Was it his fault? Was it due to incompetence of the pastor? Was it attributable to elders? Was it to blame fellow congregation? 
Kim remembered a discussion about faith in the church after the Sunday prayer service.

Kim confessed his doubt about his faith to one of the church elders.

“Mr. Elder, I know the Bible, but I do not feel it; I like to feel God’s presence in me and in my life. What is wrong with me”, humbly asked Kim.

“Oh! Yah! Me too! I have the same problem!”, confessed the elder.

“Whose fault is it?”, asked Kim again.

“I do not know, but I guess that the pastor should take a good part of the blame?”, commented the elder.

“The pastors seem to work very hard. What is wrong with their sermon”, asked a deacon sitting beside Kim.

“Well, I think the problem is that they do not themselves believe in God’s presence in them”, said a lady of certain age.

“You see, the pastor’s job is to transmit the word of God with humble attitude. He may utter words in the Bible, but the words are not his; it is His. The pastor should feel God, try to understand God’s intention, imagine the reality God refers to in the words of the Bible”, said the same lady with passion.

“Yes, I agree with the lady. The grave problem is that the pastor pretends that the truth and the wisdom which he tries to convey are his own”, said another deacon as if he were relieved to hear what he had always felt.
Kim remembered these conversations in the past. But Kim wondered how about the responsibility of church leaders especially the elders or the people of similar positions.

Kim once had a passionate discussion with ordinary church members. This discussion took place in Mr. Cho’s residence. It was one of the monthly gatherings of “district service”. In most churches in Montreal, the congregation is divided into a group of districts (or age group) and monthly gatherings take place. It is customary that the host family provide something to eat and drink. For Koreans, eating together is almost a ritual.

Get together and eating together is an important part of collective life for Koreans and other Asians. It is a legacy of millennium old collectivism resulting from Daoism and Confucianism which stress the supremacy of collective entity such as family, same-region people or same-school people over individuality. The group cohesion is important for Koreans; the individuality is not highly valued.

The group has its own hidden code of behavior; any deviation from such cod is frown upon and social pressure is applied. Eating together is therefore a ritual and the function of cementing the group cohesion and an identity.
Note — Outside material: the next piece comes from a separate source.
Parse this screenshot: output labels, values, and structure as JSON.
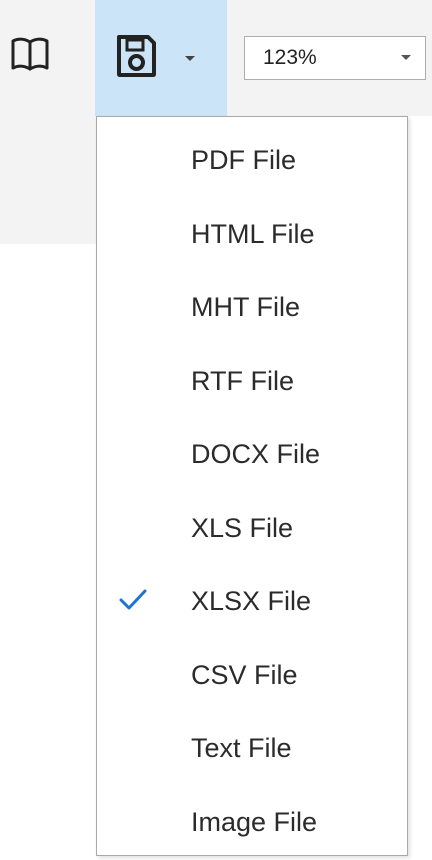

All agreed that an elder should be a person who could be a role model both in personal life and church life. He should not drink wine; he should be exemplary father and husband. Of course it is rare to see this kind of perfect person. But, an elder should be someone who at least tries to be this kind of person.
<to be continued>